Album booklet for Piazzolla’s “Hora Zero”.
Astor Piazzolla, composer and bandoneon player, revolutionized tango music like no one before him. He created a nuevo tango (“new tango”) movement, by adding aspects of jazz and classical music to traditional tango music. Based in Mar Del Plata, Argentina, the family moved to the States, and Astor grew up on the mean streets of New York City, often being left to his own devices, as his parents worked long hours. He began composing at a young age, and studied with a student of Rachmaninoff, Bela Wilda, who taught him to play Bach on his bandoneon. He also met Carlos Gardel, an important tango musician, who proved an important influence. He also studied classical composition with Alberto Ginastera (who wrote some terrific piano music), and later on, legendary composition teacher Nadia Boulanger in Paris.
Piazzolla left a great number of recordings as his legacy, one being Hora Zero (Zero Hour), which he considered his greatest album. The music is sexy, intense, and at the time, mind-boggling in its originality. It sounds unique even now, since its original release in 1986. The liner notes for Zero Hour are every bit as intense and racy as the tango itself. I won’t print those notes here, but you can Google them. When I first read them, my jaw hit the floor – I’d never seen liner notes like that in a CD booklet before.
Give Hora Zero’s first cut a chance – the confusing medley of sounds dissipates into tango, and the ending is a dramatic “sliding” sound.
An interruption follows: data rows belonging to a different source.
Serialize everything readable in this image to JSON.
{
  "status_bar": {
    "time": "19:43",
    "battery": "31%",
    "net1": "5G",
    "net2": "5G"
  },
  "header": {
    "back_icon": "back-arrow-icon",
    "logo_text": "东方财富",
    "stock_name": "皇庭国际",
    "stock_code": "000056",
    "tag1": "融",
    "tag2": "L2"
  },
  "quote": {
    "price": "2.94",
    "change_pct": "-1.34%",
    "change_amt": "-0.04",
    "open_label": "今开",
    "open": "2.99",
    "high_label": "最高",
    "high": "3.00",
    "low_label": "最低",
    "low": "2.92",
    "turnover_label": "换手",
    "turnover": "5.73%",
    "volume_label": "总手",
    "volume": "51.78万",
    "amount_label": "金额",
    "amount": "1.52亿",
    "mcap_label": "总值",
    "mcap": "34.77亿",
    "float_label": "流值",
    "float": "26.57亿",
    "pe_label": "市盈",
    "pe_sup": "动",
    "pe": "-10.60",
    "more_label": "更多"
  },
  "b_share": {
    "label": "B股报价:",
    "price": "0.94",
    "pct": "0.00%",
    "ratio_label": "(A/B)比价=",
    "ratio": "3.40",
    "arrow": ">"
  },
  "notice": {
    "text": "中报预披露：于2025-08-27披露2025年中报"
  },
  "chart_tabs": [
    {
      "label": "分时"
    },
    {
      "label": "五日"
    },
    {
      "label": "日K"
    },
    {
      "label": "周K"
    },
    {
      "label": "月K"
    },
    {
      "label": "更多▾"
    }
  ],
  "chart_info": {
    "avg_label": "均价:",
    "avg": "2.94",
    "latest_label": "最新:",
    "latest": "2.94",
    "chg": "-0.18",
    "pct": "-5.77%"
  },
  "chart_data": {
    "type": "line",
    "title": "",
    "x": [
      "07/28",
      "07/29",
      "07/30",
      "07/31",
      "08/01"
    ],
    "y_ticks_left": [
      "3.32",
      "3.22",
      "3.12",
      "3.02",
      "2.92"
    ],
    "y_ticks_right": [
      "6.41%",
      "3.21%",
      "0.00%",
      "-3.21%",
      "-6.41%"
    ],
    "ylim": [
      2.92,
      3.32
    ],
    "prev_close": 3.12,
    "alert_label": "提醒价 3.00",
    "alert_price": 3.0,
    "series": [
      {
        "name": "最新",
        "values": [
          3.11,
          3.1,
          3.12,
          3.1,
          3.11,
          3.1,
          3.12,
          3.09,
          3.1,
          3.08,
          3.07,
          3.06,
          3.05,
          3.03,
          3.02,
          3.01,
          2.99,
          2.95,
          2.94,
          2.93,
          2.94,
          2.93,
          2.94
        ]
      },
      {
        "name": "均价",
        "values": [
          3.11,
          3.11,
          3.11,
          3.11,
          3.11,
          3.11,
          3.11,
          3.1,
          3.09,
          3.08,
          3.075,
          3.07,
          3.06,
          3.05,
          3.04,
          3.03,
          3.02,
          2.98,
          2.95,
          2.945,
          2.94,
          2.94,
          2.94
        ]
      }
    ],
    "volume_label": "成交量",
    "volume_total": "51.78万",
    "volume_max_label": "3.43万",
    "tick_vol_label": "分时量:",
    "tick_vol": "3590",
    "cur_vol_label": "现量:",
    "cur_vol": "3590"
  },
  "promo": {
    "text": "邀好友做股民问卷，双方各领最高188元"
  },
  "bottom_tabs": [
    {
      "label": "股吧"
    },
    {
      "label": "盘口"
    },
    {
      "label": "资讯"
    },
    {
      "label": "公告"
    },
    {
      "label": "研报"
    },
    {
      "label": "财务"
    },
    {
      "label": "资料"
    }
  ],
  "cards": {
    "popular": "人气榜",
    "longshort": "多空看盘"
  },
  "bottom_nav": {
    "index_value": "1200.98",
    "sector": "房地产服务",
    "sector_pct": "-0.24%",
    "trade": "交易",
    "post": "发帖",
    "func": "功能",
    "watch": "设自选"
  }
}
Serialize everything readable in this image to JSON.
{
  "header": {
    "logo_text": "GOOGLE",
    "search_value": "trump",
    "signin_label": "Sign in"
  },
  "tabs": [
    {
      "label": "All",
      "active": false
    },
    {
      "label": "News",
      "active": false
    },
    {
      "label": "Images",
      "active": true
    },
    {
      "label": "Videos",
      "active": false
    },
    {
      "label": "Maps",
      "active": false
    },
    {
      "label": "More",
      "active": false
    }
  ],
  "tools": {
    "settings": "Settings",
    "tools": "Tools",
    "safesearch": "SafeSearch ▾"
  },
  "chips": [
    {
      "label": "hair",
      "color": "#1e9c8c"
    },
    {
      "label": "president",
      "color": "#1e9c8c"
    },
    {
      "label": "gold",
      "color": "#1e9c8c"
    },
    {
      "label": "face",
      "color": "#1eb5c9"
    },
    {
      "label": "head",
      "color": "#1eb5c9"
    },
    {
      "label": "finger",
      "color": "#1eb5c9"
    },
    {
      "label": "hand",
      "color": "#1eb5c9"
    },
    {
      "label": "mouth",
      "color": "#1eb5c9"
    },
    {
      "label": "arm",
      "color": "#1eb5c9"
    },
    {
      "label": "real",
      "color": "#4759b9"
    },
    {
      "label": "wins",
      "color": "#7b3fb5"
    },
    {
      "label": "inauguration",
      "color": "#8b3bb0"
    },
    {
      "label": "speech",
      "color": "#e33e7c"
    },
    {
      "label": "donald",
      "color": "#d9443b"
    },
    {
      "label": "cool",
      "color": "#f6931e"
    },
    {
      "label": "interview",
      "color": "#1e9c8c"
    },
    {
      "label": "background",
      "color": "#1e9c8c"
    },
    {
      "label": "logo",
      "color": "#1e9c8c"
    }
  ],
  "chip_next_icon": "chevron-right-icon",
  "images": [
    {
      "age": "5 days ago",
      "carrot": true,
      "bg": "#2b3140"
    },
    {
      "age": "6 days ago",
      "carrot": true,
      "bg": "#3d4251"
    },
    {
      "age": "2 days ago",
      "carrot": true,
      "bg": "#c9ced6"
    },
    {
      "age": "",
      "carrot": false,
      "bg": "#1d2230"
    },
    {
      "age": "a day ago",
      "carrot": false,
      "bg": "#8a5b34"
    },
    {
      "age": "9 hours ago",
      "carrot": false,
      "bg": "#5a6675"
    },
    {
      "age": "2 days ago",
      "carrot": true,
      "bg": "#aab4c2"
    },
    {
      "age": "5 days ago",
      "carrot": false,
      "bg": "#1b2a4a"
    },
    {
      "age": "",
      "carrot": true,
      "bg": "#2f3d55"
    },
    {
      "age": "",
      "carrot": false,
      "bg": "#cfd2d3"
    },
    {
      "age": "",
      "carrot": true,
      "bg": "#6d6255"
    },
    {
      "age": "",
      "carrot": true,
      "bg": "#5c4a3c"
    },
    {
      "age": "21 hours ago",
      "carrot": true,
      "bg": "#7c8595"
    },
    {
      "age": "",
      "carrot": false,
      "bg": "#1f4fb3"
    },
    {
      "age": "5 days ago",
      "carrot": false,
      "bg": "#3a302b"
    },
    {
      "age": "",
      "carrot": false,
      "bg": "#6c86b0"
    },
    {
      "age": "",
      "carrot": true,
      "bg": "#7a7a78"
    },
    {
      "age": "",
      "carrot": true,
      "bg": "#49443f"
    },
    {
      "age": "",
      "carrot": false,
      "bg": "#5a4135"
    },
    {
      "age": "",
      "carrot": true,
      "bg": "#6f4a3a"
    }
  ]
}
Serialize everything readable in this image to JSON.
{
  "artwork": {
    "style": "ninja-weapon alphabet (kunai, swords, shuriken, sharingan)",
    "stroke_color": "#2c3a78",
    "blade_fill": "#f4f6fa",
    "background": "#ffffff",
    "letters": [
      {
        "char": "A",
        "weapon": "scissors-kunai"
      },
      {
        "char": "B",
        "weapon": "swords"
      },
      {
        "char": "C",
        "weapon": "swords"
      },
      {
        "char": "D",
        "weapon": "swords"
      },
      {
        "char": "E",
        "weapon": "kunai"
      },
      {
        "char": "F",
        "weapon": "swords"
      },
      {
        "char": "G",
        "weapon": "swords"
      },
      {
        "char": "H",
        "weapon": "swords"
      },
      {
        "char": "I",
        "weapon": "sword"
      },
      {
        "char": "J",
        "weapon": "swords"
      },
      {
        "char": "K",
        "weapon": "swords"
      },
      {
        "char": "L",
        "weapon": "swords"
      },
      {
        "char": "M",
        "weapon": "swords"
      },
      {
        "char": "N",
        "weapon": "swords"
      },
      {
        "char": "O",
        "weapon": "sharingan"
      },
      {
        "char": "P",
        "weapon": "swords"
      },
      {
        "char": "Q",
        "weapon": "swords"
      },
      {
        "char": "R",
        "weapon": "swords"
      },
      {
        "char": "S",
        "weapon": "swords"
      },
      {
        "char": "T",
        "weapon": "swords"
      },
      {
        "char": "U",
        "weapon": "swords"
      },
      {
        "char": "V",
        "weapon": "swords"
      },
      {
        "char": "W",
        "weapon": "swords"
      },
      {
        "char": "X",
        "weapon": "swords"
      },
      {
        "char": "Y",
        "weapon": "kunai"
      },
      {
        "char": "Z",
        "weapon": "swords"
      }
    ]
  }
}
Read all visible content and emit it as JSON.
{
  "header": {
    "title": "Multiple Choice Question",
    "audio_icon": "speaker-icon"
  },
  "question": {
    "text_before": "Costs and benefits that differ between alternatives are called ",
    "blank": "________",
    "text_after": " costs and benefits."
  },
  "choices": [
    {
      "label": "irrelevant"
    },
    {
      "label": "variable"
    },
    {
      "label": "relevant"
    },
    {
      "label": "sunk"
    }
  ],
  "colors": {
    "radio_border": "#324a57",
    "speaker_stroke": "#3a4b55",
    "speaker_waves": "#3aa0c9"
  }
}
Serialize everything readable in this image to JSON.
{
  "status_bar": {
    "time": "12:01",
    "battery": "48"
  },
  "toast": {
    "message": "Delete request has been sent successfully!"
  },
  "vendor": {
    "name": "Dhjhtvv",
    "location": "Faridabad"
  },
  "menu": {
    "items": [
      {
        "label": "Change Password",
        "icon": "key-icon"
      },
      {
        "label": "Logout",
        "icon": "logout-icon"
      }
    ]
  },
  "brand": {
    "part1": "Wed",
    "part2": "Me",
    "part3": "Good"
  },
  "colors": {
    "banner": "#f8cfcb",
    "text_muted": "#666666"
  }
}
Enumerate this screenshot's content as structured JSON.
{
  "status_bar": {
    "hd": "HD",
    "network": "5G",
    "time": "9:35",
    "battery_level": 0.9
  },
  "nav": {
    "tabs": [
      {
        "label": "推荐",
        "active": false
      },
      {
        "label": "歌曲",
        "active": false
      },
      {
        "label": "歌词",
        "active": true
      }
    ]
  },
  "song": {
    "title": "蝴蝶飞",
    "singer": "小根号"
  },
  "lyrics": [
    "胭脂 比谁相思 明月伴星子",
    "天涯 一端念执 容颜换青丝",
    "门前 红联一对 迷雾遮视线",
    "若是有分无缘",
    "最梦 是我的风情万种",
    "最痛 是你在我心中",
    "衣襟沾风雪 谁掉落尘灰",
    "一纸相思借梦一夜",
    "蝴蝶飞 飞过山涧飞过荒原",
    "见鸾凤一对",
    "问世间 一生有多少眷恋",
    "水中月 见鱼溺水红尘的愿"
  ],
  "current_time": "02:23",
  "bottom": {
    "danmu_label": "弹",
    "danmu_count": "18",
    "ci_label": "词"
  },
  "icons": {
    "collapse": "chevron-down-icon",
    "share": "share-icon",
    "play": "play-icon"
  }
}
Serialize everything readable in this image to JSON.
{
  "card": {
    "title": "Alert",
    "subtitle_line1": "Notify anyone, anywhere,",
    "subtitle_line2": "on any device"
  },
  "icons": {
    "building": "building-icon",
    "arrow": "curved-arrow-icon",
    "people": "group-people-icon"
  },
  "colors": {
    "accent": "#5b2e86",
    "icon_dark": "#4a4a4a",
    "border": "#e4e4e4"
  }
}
When it’s done, just let YouTube take you to the next cut. The whole album is worth a listen, and don’t be surprised if you’re craving a cigarette afterwards.
Astor Piazzolla was born March 11, 1921 in Mar Del Plata, Argentina, and died July 4, 1992 in Buenos Aires.